Shift-left cost joins shift-left security in the DevOps workflow

Security shifted left first when DevOps appeared. Making the developers responsible for the security of their applications and configurations was seen to be a good thing. 

We might wonder how well this has worked out for security, given a recent report that 40 apps with more than 100 million users were found to be breaking basic AWS security standards by hard-coding their AWS API keys. However, these are configuration files embedded in code source control and not the visible-to-all cloud billing files.

The “fast feedback” and “trust but verify” mantras that apply to security now apply to cost: give developers the tools that can shift the security and cost tools left along the DevOps workflow. 

Spotify engineering is implementing this because they have a big AWS bill, and they have a big engineering team that does DevOps and can write their own tools to do this.

But you don’t need to have a big AWS bill or a team to write your own chargeback tools, and you don’t need to be a certified specialist in FinOps to implement chargeback.

So how do you get started with shift-left cost optimization?

Simple AWS chargeback that everyone should have

Most people give up on chargeback because they imagine lots of complicated things like “enterprise cross-charging” and “internal billing.” They even get into the weeds on AWS Savings Plans and Reserved Instances and blended costs. That’s not necessary. It can be much simpler than that.

Here’s how you do it. You still have one AWS bill for your consolidated accounts, so finance still pays the big bill: what chargeback gives you is visibility into what parts of that bill have been spent by whom. People are accountable because they can see — everyone can see — what costs they’ve incurred.

  • Teams and projects are accountable without having to actually pay the bill themselves. 
  • You’re not delegating bill payment.
  • You’re making them accountable by attributing cloud costs to them on a dashboard.

All you need to get started with chargeback are these ingredients to create a “chargeback bucket”:

Who will be charged? Is it a team, a project, a person?
What’s their budget? Everyone has one. Alerts are possible.
What are they accountable for? It might be an AWS account, or maybe they are responsible for database services or even use AWS tags to pick out their stuff.

The budget allocation is an interesting one. Not only can you match it to a team’s or project’s actual internal budget, but you will be able to get notifications on overspend.

Picture the finance team: their big monthly AWS bill is now broken down into team- or project-aligned costs where they can match the budget to spend. Finance likes that. 

Implementing AWS chargeback with nOps

Chargeback Center is one of the nOps’ Cost Control tools.
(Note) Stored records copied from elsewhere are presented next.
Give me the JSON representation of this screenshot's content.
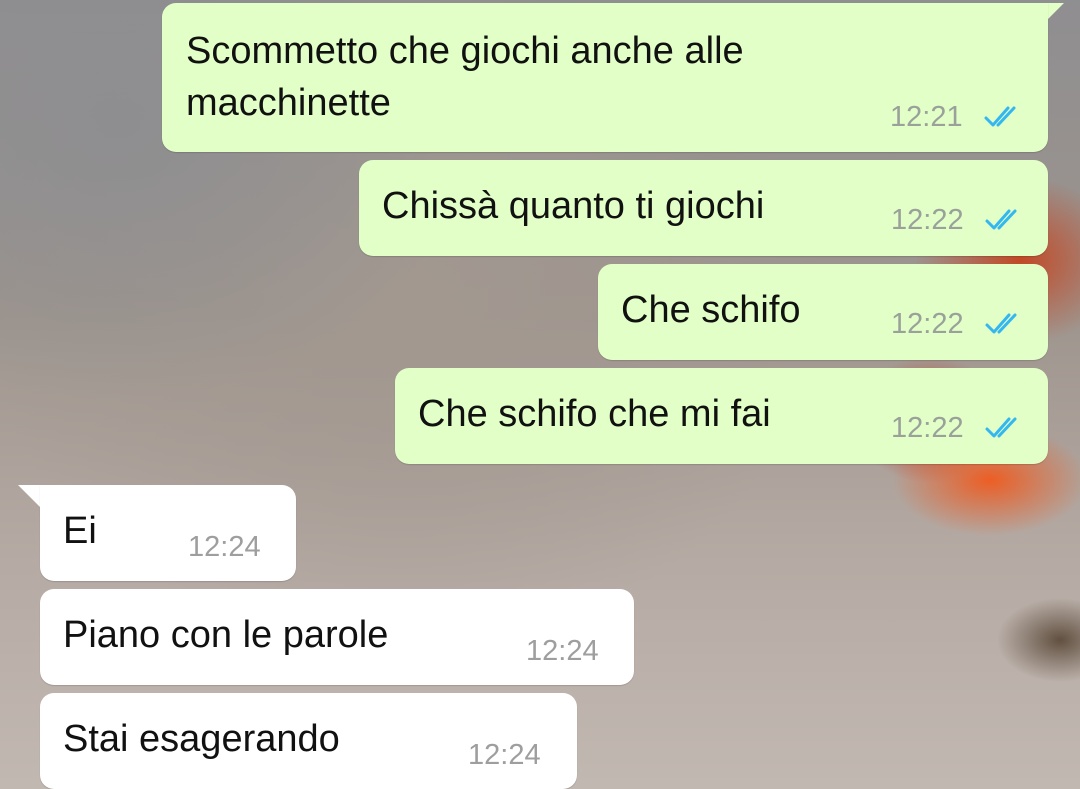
{
  "messages": [
    {
      "direction": "outgoing",
      "text_line1": "Scommetto che giochi anche alle",
      "text_line2": "macchinette",
      "time": "12:21",
      "status": "read"
    },
    {
      "direction": "outgoing",
      "text": "Chissà quanto ti giochi",
      "time": "12:22",
      "status": "read"
    },
    {
      "direction": "outgoing",
      "text": "Che schifo",
      "time": "12:22",
      "status": "read"
    },
    {
      "direction": "outgoing",
      "text": "Che schifo che mi fai",
      "time": "12:22",
      "status": "read"
    },
    {
      "direction": "incoming",
      "text": "Ei",
      "time": "12:24"
    },
    {
      "direction": "incoming",
      "text": "Piano con le parole",
      "time": "12:24"
    },
    {
      "direction": "incoming",
      "text": "Stai esagerando",
      "time": "12:24"
    }
  ],
  "colors": {
    "outgoing_bubble": "#e2ffc7",
    "incoming_bubble": "#ffffff",
    "read_ticks": "#34b7f1"
  },
  "icons": {
    "read_status": "double-check-icon"
  }
}
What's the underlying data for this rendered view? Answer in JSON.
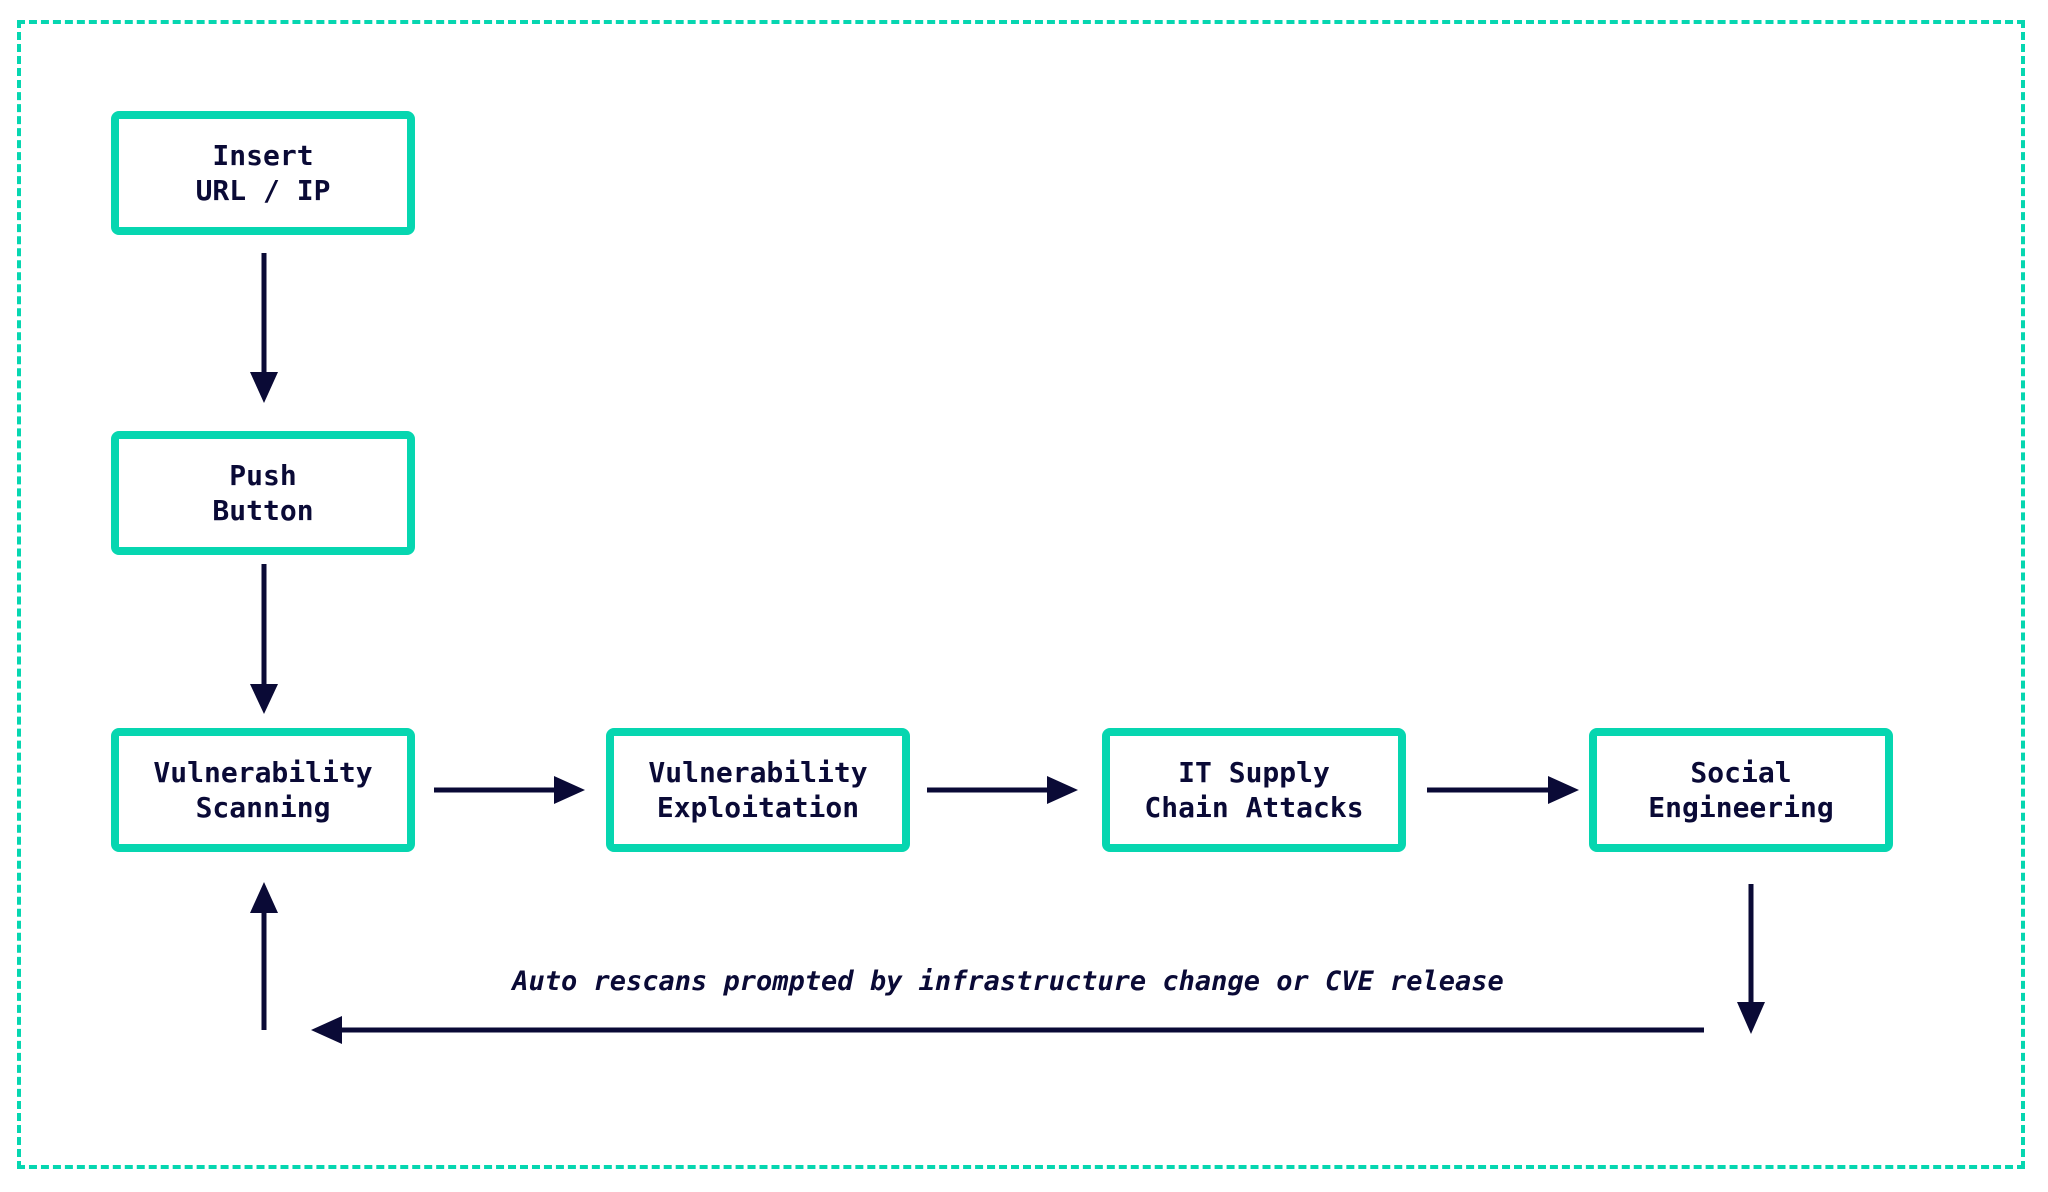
{
  "colors": {
    "box_border": "#06d6b0",
    "arrow": "#0a0a36",
    "frame": "#06d6b0"
  },
  "nodes": {
    "insert": {
      "line1": "Insert",
      "line2": "URL / IP"
    },
    "push": {
      "line1": "Push",
      "line2": "Button"
    },
    "scanning": {
      "line1": "Vulnerability",
      "line2": "Scanning"
    },
    "exploitation": {
      "line1": "Vulnerability",
      "line2": "Exploitation"
    },
    "supply": {
      "line1": "IT Supply",
      "line2": "Chain Attacks"
    },
    "social": {
      "line1": "Social",
      "line2": "Engineering"
    }
  },
  "loop_caption": "Auto rescans prompted by infrastructure change or CVE release"
}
Users typically configure this when using nOps for their continuous Well-Architected Framework Review of the Cost Optimization pillar.

By going to the nOps account in question — and each nOps account can be linked to one or more AWS accounts — you can quickly create a chargeback “bucket” that links a team or project to AWS resources and their costs. 

That’s it. It takes minutes.

These are human-readable names that mean something to you. 

Chargeback types are a label that helps YOU understand how YOU manage chargeback and doesn’t change how nOps works. 

For example, you might consider internally cross-charging some teams and put “Cross-charge” as the type. For others, you may want to see what the team is spending under a bigger budget and put “Team” as the type. Dead simple.

Finance teams like predictability. Most organizations give teams and projects a budget. They want to know when the budget is exhausted. They want to know about overspending. They want to be notified. 

Chargeback filters are how you link the team or project to its AWS resources. Once you’ve completed this simple form, your chargeback is running.

Other things you can do with nOps chargeback:

  • You can go from AWS Region and accounts down to the granularity of AWS tags to allocate resources to the chargeback bucket.
  • You get a dashboard for that chargeback and you get notifications. 
  • You can set the period to monthly, quarterly, or annually.
  • You can see underspend and overspend.
  • You can see the history and mark overspend as paid or not.


Chargeback is an important yet often missed and misunderstood part of the cost-optimization pillar of Well-Architected.

nOps can help you put a simple and effective solution in place.

You can make your AWS cost-optimization more professional with zero hassle by starting with an nOps Free Trial:


Is this in the nOps Documentation?

Yes, there’s a step-by-step guide here